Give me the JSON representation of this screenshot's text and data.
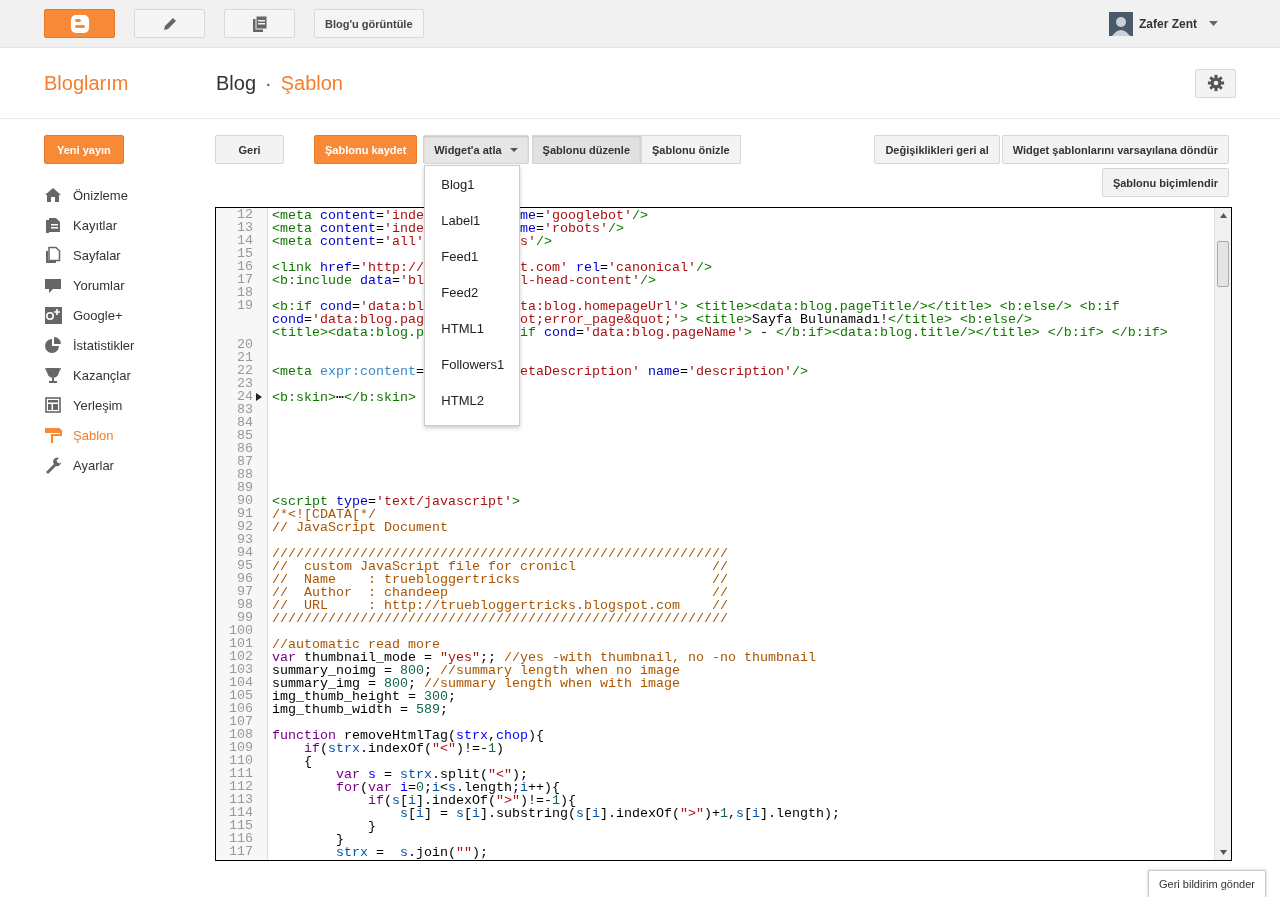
{
  "top_bar": {
    "view_blog_button": "Blog'u görüntüle",
    "user": {
      "name": "Zafer Zent"
    }
  },
  "header": {
    "title": "Bloglarım",
    "blog": "Blog",
    "separator": "·",
    "page": "Şablon"
  },
  "sidebar": {
    "new_post_button": "Yeni yayın",
    "items": [
      {
        "label": "Önizleme",
        "selected": false
      },
      {
        "label": "Kayıtlar",
        "selected": false
      },
      {
        "label": "Sayfalar",
        "selected": false
      },
      {
        "label": "Yorumlar",
        "selected": false
      },
      {
        "label": "Google+",
        "selected": false
      },
      {
        "label": "İstatistikler",
        "selected": false
      },
      {
        "label": "Kazançlar",
        "selected": false
      },
      {
        "label": "Yerleşim",
        "selected": false
      },
      {
        "label": "Şablon",
        "selected": true
      },
      {
        "label": "Ayarlar",
        "selected": false
      }
    ]
  },
  "toolbar": {
    "back_button": "Geri",
    "save_button": "Şablonu kaydet",
    "jump_menu": {
      "label": "Widget'a atla",
      "expanded": true,
      "items": [
        "Blog1",
        "Label1",
        "Feed1",
        "Feed2",
        "HTML1",
        "Followers1",
        "HTML2"
      ]
    },
    "view_tabs": [
      {
        "label": "Şablonu düzenle",
        "selected": true
      },
      {
        "label": "Şablonu önizle",
        "selected": false
      }
    ],
    "revert_button": "Değişiklikleri geri al",
    "reset_widgets_button": "Widget şablonlarını varsayılana döndür",
    "format_button": "Şablonu biçimlendir"
  },
  "editor": {
    "lines": [
      {
        "num": "12",
        "folded": false,
        "rows": [
          [
            [
              {
                "kind": "tag",
                "text": "<meta"
              },
              {
                "kind": "plain",
                "text": " "
              },
              {
                "kind": "attr",
                "text": "content"
              },
              {
                "kind": "plain",
                "text": "="
              },
              {
                "kind": "str",
                "text": "'inde"
              }
            ],
            [
              {
                "kind": "attr",
                "text": "me"
              },
              {
                "kind": "plain",
                "text": "="
              },
              {
                "kind": "str",
                "text": "'googlebot'"
              },
              {
                "kind": "tag",
                "text": "/>"
              }
            ]
          ]
        ]
      },
      {
        "num": "13",
        "folded": false,
        "rows": [
          [
            [
              {
                "kind": "tag",
                "text": "<meta"
              },
              {
                "kind": "plain",
                "text": " "
              },
              {
                "kind": "attr",
                "text": "content"
              },
              {
                "kind": "plain",
                "text": "="
              },
              {
                "kind": "str",
                "text": "'inde"
              }
            ],
            [
              {
                "kind": "attr",
                "text": "me"
              },
              {
                "kind": "plain",
                "text": "="
              },
              {
                "kind": "str",
                "text": "'robots'"
              },
              {
                "kind": "tag",
                "text": "/>"
              }
            ]
          ]
        ]
      },
      {
        "num": "14",
        "folded": false,
        "rows": [
          [
            [
              {
                "kind": "tag",
                "text": "<meta"
              },
              {
                "kind": "plain",
                "text": " "
              },
              {
                "kind": "attr",
                "text": "content"
              },
              {
                "kind": "plain",
                "text": "="
              },
              {
                "kind": "str",
                "text": "'all'"
              }
            ],
            [
              {
                "kind": "str",
                "text": "s'"
              },
              {
                "kind": "tag",
                "text": "/>"
              }
            ]
          ]
        ]
      },
      {
        "num": "15",
        "folded": false
      },
      {
        "num": "16",
        "folded": false,
        "rows": [
          [
            [
              {
                "kind": "tag",
                "text": "<link"
              },
              {
                "kind": "plain",
                "text": " "
              },
              {
                "kind": "attr",
                "text": "href"
              },
              {
                "kind": "plain",
                "text": "="
              },
              {
                "kind": "str",
                "text": "'http://"
              }
            ],
            [
              {
                "kind": "str",
                "text": "t.com'"
              },
              {
                "kind": "plain",
                "text": " "
              },
              {
                "kind": "attr",
                "text": "rel"
              },
              {
                "kind": "plain",
                "text": "="
              },
              {
                "kind": "str",
                "text": "'canonical'"
              },
              {
                "kind": "tag",
                "text": "/>"
              }
            ]
          ]
        ]
      },
      {
        "num": "17",
        "folded": false,
        "rows": [
          [
            [
              {
                "kind": "tag",
                "text": "<b:include"
              },
              {
                "kind": "plain",
                "text": " "
              },
              {
                "kind": "attr",
                "text": "data"
              },
              {
                "kind": "plain",
                "text": "="
              },
              {
                "kind": "str",
                "text": "'bl"
              }
            ],
            [
              {
                "kind": "str",
                "text": "l-head-content'"
              },
              {
                "kind": "tag",
                "text": "/>"
              }
            ]
          ]
        ]
      },
      {
        "num": "18",
        "folded": false
      },
      {
        "num": "19",
        "folded": false,
        "rows": [
          [
            [
              {
                "kind": "tag",
                "text": "<b:if"
              },
              {
                "kind": "plain",
                "text": " "
              },
              {
                "kind": "attr",
                "text": "cond"
              },
              {
                "kind": "plain",
                "text": "="
              },
              {
                "kind": "str",
                "text": "'data:bl"
              }
            ],
            [
              {
                "kind": "str",
                "text": "ta:blog.homepageUrl'"
              },
              {
                "kind": "tag",
                "text": ">"
              },
              {
                "kind": "plain",
                "text": " "
              },
              {
                "kind": "tag",
                "text": "<title><data:blog.pageTitle/></title>"
              },
              {
                "kind": "plain",
                "text": " "
              },
              {
                "kind": "tag",
                "text": "<b:else/>"
              },
              {
                "kind": "plain",
                "text": " "
              },
              {
                "kind": "tag",
                "text": "<b:if"
              }
            ]
          ],
          [
            [
              {
                "kind": "attr",
                "text": "cond"
              },
              {
                "kind": "plain",
                "text": "="
              },
              {
                "kind": "str",
                "text": "'data:blog.pag"
              }
            ],
            [
              {
                "kind": "str",
                "text": "ot;error_page&quot;'"
              },
              {
                "kind": "tag",
                "text": ">"
              },
              {
                "kind": "plain",
                "text": " "
              },
              {
                "kind": "tag",
                "text": "<title>"
              },
              {
                "kind": "plain",
                "text": "Sayfa Bulunamadı!"
              },
              {
                "kind": "tag",
                "text": "</title>"
              },
              {
                "kind": "plain",
                "text": " "
              },
              {
                "kind": "tag",
                "text": "<b:else/>"
              }
            ]
          ],
          [
            [
              {
                "kind": "tag",
                "text": "<title><data:blog.p"
              }
            ],
            [
              {
                "kind": "tag",
                "text": "if"
              },
              {
                "kind": "plain",
                "text": " "
              },
              {
                "kind": "attr",
                "text": "cond"
              },
              {
                "kind": "plain",
                "text": "="
              },
              {
                "kind": "str",
                "text": "'data:blog.pageName'"
              },
              {
                "kind": "tag",
                "text": ">"
              },
              {
                "kind": "plain",
                "text": " - "
              },
              {
                "kind": "tag",
                "text": "</b:if><data:blog.title/></title>"
              },
              {
                "kind": "plain",
                "text": " "
              },
              {
                "kind": "tag",
                "text": "</b:if>"
              },
              {
                "kind": "plain",
                "text": " "
              },
              {
                "kind": "tag",
                "text": "</b:if>"
              }
            ]
          ]
        ]
      },
      {
        "num": "20",
        "folded": false
      },
      {
        "num": "21",
        "folded": false
      },
      {
        "num": "22",
        "folded": false,
        "rows": [
          [
            [
              {
                "kind": "tag",
                "text": "<meta"
              },
              {
                "kind": "plain",
                "text": " "
              },
              {
                "kind": "attr2",
                "text": "expr:content"
              },
              {
                "kind": "plain",
                "text": "="
              }
            ],
            [
              {
                "kind": "str",
                "text": "etaDescription'"
              },
              {
                "kind": "plain",
                "text": " "
              },
              {
                "kind": "attr",
                "text": "name"
              },
              {
                "kind": "plain",
                "text": "="
              },
              {
                "kind": "str",
                "text": "'description'"
              },
              {
                "kind": "tag",
                "text": "/>"
              }
            ]
          ]
        ]
      },
      {
        "num": "23",
        "folded": false
      },
      {
        "num": "24",
        "folded": true,
        "rows": [
          [
            [
              {
                "kind": "tag",
                "text": "<b:skin>"
              },
              {
                "kind": "plain",
                "text": "⋯"
              },
              {
                "kind": "tag",
                "text": "</b:skin>"
              }
            ]
          ]
        ]
      },
      {
        "num": "83",
        "folded": false
      },
      {
        "num": "84",
        "folded": false
      },
      {
        "num": "85",
        "folded": false
      },
      {
        "num": "86",
        "folded": false
      },
      {
        "num": "87",
        "folded": false
      },
      {
        "num": "88",
        "folded": false
      },
      {
        "num": "89",
        "folded": false
      },
      {
        "num": "90",
        "folded": false,
        "rows": [
          [
            [
              {
                "kind": "tag",
                "text": "<script"
              },
              {
                "kind": "plain",
                "text": " "
              },
              {
                "kind": "attr",
                "text": "type"
              },
              {
                "kind": "plain",
                "text": "="
              },
              {
                "kind": "str",
                "text": "'text/javascript'"
              },
              {
                "kind": "tag",
                "text": ">"
              }
            ]
          ]
        ]
      },
      {
        "num": "91",
        "folded": false,
        "rows": [
          [
            [
              {
                "kind": "cmt",
                "text": "/*<![CDATA[*/"
              }
            ]
          ]
        ]
      },
      {
        "num": "92",
        "folded": false,
        "rows": [
          [
            [
              {
                "kind": "cmt",
                "text": "// JavaScript Document"
              }
            ]
          ]
        ]
      },
      {
        "num": "93",
        "folded": false
      },
      {
        "num": "94",
        "folded": false,
        "rows": [
          [
            [
              {
                "kind": "cmt",
                "text": "/////////////////////////////////////////////////////////"
              }
            ]
          ]
        ]
      },
      {
        "num": "95",
        "folded": false,
        "rows": [
          [
            [
              {
                "kind": "cmt",
                "text": "//  custom JavaScript file for cronicl                 //"
              }
            ]
          ]
        ]
      },
      {
        "num": "96",
        "folded": false,
        "rows": [
          [
            [
              {
                "kind": "cmt",
                "text": "//  Name    : truebloggertricks                        //"
              }
            ]
          ]
        ]
      },
      {
        "num": "97",
        "folded": false,
        "rows": [
          [
            [
              {
                "kind": "cmt",
                "text": "//  Author  : chandeep                                 //"
              }
            ]
          ]
        ]
      },
      {
        "num": "98",
        "folded": false,
        "rows": [
          [
            [
              {
                "kind": "cmt",
                "text": "//  URL     : http://truebloggertricks.blogspot.com    //"
              }
            ]
          ]
        ]
      },
      {
        "num": "99",
        "folded": false,
        "rows": [
          [
            [
              {
                "kind": "cmt",
                "text": "/////////////////////////////////////////////////////////"
              }
            ]
          ]
        ]
      },
      {
        "num": "100",
        "folded": false
      },
      {
        "num": "101",
        "folded": false,
        "rows": [
          [
            [
              {
                "kind": "cmt",
                "text": "//automatic read more"
              }
            ]
          ]
        ]
      },
      {
        "num": "102",
        "folded": false,
        "rows": [
          [
            [
              {
                "kind": "kw",
                "text": "var"
              },
              {
                "kind": "plain",
                "text": " thumbnail_mode = "
              },
              {
                "kind": "str",
                "text": "\"yes\""
              },
              {
                "kind": "plain",
                "text": ";; "
              },
              {
                "kind": "cmt",
                "text": "//yes -with thumbnail, no -no thumbnail"
              }
            ]
          ]
        ]
      },
      {
        "num": "103",
        "folded": false,
        "rows": [
          [
            [
              {
                "kind": "plain",
                "text": "summary_noimg = "
              },
              {
                "kind": "num",
                "text": "800"
              },
              {
                "kind": "plain",
                "text": "; "
              },
              {
                "kind": "cmt",
                "text": "//summary length when no image"
              }
            ]
          ]
        ]
      },
      {
        "num": "104",
        "folded": false,
        "rows": [
          [
            [
              {
                "kind": "plain",
                "text": "summary_img = "
              },
              {
                "kind": "num",
                "text": "800"
              },
              {
                "kind": "plain",
                "text": "; "
              },
              {
                "kind": "cmt",
                "text": "//summary length when with image"
              }
            ]
          ]
        ]
      },
      {
        "num": "105",
        "folded": false,
        "rows": [
          [
            [
              {
                "kind": "plain",
                "text": "img_thumb_height = "
              },
              {
                "kind": "num",
                "text": "300"
              },
              {
                "kind": "plain",
                "text": ";"
              }
            ]
          ]
        ]
      },
      {
        "num": "106",
        "folded": false,
        "rows": [
          [
            [
              {
                "kind": "plain",
                "text": "img_thumb_width = "
              },
              {
                "kind": "num",
                "text": "589"
              },
              {
                "kind": "plain",
                "text": ";"
              }
            ]
          ]
        ]
      },
      {
        "num": "107",
        "folded": false
      },
      {
        "num": "108",
        "folded": false,
        "rows": [
          [
            [
              {
                "kind": "kw",
                "text": "function"
              },
              {
                "kind": "plain",
                "text": " removeHtmlTag("
              },
              {
                "kind": "def",
                "text": "strx"
              },
              {
                "kind": "plain",
                "text": ","
              },
              {
                "kind": "def",
                "text": "chop"
              },
              {
                "kind": "plain",
                "text": "){"
              }
            ]
          ]
        ]
      },
      {
        "num": "109",
        "folded": false,
        "rows": [
          [
            [
              {
                "kind": "plain",
                "text": "    "
              },
              {
                "kind": "kw",
                "text": "if"
              },
              {
                "kind": "plain",
                "text": "("
              },
              {
                "kind": "var",
                "text": "strx"
              },
              {
                "kind": "plain",
                "text": ".indexOf("
              },
              {
                "kind": "str",
                "text": "\"<\""
              },
              {
                "kind": "plain",
                "text": ")!=-"
              },
              {
                "kind": "num",
                "text": "1"
              },
              {
                "kind": "plain",
                "text": ")"
              }
            ]
          ]
        ]
      },
      {
        "num": "110",
        "folded": false,
        "rows": [
          [
            [
              {
                "kind": "plain",
                "text": "    {"
              }
            ]
          ]
        ]
      },
      {
        "num": "111",
        "folded": false,
        "rows": [
          [
            [
              {
                "kind": "plain",
                "text": "        "
              },
              {
                "kind": "kw",
                "text": "var"
              },
              {
                "kind": "plain",
                "text": " "
              },
              {
                "kind": "def",
                "text": "s"
              },
              {
                "kind": "plain",
                "text": " = "
              },
              {
                "kind": "var",
                "text": "strx"
              },
              {
                "kind": "plain",
                "text": ".split("
              },
              {
                "kind": "str",
                "text": "\"<\""
              },
              {
                "kind": "plain",
                "text": ");"
              }
            ]
          ]
        ]
      },
      {
        "num": "112",
        "folded": false,
        "rows": [
          [
            [
              {
                "kind": "plain",
                "text": "        "
              },
              {
                "kind": "kw",
                "text": "for"
              },
              {
                "kind": "plain",
                "text": "("
              },
              {
                "kind": "kw",
                "text": "var"
              },
              {
                "kind": "plain",
                "text": " "
              },
              {
                "kind": "def",
                "text": "i"
              },
              {
                "kind": "plain",
                "text": "="
              },
              {
                "kind": "num",
                "text": "0"
              },
              {
                "kind": "plain",
                "text": ";"
              },
              {
                "kind": "var",
                "text": "i"
              },
              {
                "kind": "plain",
                "text": "<"
              },
              {
                "kind": "var",
                "text": "s"
              },
              {
                "kind": "plain",
                "text": ".length;"
              },
              {
                "kind": "var",
                "text": "i"
              },
              {
                "kind": "plain",
                "text": "++){"
              }
            ]
          ]
        ]
      },
      {
        "num": "113",
        "folded": false,
        "rows": [
          [
            [
              {
                "kind": "plain",
                "text": "            "
              },
              {
                "kind": "kw",
                "text": "if"
              },
              {
                "kind": "plain",
                "text": "("
              },
              {
                "kind": "var",
                "text": "s"
              },
              {
                "kind": "plain",
                "text": "["
              },
              {
                "kind": "var",
                "text": "i"
              },
              {
                "kind": "plain",
                "text": "].indexOf("
              },
              {
                "kind": "str",
                "text": "\">\""
              },
              {
                "kind": "plain",
                "text": ")!=-"
              },
              {
                "kind": "num",
                "text": "1"
              },
              {
                "kind": "plain",
                "text": "){"
              }
            ]
          ]
        ]
      },
      {
        "num": "114",
        "folded": false,
        "rows": [
          [
            [
              {
                "kind": "plain",
                "text": "                "
              },
              {
                "kind": "var",
                "text": "s"
              },
              {
                "kind": "plain",
                "text": "["
              },
              {
                "kind": "var",
                "text": "i"
              },
              {
                "kind": "plain",
                "text": "] = "
              },
              {
                "kind": "var",
                "text": "s"
              },
              {
                "kind": "plain",
                "text": "["
              },
              {
                "kind": "var",
                "text": "i"
              },
              {
                "kind": "plain",
                "text": "].substring("
              },
              {
                "kind": "var",
                "text": "s"
              },
              {
                "kind": "plain",
                "text": "["
              },
              {
                "kind": "var",
                "text": "i"
              },
              {
                "kind": "plain",
                "text": "].indexOf("
              },
              {
                "kind": "str",
                "text": "\">\""
              },
              {
                "kind": "plain",
                "text": ")+"
              },
              {
                "kind": "num",
                "text": "1"
              },
              {
                "kind": "plain",
                "text": ","
              },
              {
                "kind": "var",
                "text": "s"
              },
              {
                "kind": "plain",
                "text": "["
              },
              {
                "kind": "var",
                "text": "i"
              },
              {
                "kind": "plain",
                "text": "].length);"
              }
            ]
          ]
        ]
      },
      {
        "num": "115",
        "folded": false,
        "rows": [
          [
            [
              {
                "kind": "plain",
                "text": "            }"
              }
            ]
          ]
        ]
      },
      {
        "num": "116",
        "folded": false,
        "rows": [
          [
            [
              {
                "kind": "plain",
                "text": "        }"
              }
            ]
          ]
        ]
      },
      {
        "num": "117",
        "folded": false,
        "rows": [
          [
            [
              {
                "kind": "plain",
                "text": "        "
              },
              {
                "kind": "var",
                "text": "strx"
              },
              {
                "kind": "plain",
                "text": " =  "
              },
              {
                "kind": "var",
                "text": "s"
              },
              {
                "kind": "plain",
                "text": ".join("
              },
              {
                "kind": "str",
                "text": "\"\""
              },
              {
                "kind": "plain",
                "text": ");"
              }
            ]
          ]
        ]
      }
    ]
  },
  "feedback_button": "Geri bildirim gönder"
}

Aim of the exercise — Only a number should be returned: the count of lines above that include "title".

Task output — 6